• **Work item**
Once you have checked each line below, report only the number of lines that contain the word "this".

• **Information supplied**
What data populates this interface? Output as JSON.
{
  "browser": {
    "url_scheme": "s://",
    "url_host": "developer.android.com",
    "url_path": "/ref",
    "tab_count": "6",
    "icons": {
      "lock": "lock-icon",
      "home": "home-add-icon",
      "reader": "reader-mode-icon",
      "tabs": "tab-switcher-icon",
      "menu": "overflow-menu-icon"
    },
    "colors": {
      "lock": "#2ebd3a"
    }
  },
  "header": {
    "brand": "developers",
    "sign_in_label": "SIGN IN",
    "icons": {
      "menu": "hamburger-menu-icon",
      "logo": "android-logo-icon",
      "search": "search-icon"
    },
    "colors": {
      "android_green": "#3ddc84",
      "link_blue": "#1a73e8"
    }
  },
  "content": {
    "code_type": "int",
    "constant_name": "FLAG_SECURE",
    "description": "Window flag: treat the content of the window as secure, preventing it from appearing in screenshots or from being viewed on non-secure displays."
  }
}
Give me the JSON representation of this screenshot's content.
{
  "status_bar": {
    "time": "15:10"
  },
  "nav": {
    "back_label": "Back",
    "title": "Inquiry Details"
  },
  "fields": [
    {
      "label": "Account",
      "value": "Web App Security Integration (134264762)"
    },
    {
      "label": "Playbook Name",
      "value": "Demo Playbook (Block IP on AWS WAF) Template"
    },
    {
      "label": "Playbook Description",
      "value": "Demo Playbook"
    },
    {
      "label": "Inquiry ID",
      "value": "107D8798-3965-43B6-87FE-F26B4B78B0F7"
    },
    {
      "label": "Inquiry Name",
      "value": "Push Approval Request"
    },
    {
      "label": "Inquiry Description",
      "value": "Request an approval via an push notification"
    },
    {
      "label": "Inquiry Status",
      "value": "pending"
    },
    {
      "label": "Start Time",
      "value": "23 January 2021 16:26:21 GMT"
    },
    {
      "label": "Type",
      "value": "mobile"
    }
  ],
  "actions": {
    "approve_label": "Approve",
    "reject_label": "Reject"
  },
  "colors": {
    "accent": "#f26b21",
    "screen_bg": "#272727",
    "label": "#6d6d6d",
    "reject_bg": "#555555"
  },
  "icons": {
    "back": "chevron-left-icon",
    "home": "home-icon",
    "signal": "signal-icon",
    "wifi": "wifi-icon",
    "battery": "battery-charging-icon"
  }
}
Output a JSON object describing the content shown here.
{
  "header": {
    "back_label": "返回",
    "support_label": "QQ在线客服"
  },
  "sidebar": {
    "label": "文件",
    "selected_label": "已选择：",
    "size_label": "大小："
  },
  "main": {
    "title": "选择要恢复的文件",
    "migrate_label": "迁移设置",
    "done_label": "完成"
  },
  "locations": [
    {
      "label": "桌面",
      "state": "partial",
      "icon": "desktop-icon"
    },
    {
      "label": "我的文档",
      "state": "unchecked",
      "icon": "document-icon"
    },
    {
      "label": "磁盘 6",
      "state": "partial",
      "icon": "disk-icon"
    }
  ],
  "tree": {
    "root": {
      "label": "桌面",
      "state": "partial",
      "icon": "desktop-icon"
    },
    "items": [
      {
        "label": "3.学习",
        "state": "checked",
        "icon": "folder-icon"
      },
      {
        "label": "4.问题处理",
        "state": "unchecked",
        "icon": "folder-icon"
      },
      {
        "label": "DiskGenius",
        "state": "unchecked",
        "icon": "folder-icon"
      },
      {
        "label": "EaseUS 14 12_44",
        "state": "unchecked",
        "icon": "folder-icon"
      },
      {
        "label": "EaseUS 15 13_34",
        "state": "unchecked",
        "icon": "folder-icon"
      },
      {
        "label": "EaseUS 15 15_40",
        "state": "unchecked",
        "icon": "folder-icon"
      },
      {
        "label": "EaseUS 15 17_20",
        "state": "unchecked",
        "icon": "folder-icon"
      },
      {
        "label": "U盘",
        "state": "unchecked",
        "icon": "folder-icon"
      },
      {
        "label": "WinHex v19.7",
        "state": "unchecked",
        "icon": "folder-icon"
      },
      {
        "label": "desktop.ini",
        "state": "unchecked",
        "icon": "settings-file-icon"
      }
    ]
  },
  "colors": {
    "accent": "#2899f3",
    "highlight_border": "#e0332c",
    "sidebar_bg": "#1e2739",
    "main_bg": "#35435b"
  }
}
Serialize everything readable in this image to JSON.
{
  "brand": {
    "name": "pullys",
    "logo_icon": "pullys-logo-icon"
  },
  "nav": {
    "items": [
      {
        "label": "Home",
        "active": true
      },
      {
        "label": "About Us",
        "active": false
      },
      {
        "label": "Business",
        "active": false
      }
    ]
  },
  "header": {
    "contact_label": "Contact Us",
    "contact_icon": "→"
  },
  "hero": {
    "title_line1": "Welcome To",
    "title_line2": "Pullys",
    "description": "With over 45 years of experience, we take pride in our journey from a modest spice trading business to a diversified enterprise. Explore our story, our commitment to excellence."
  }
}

• **Final answer**
3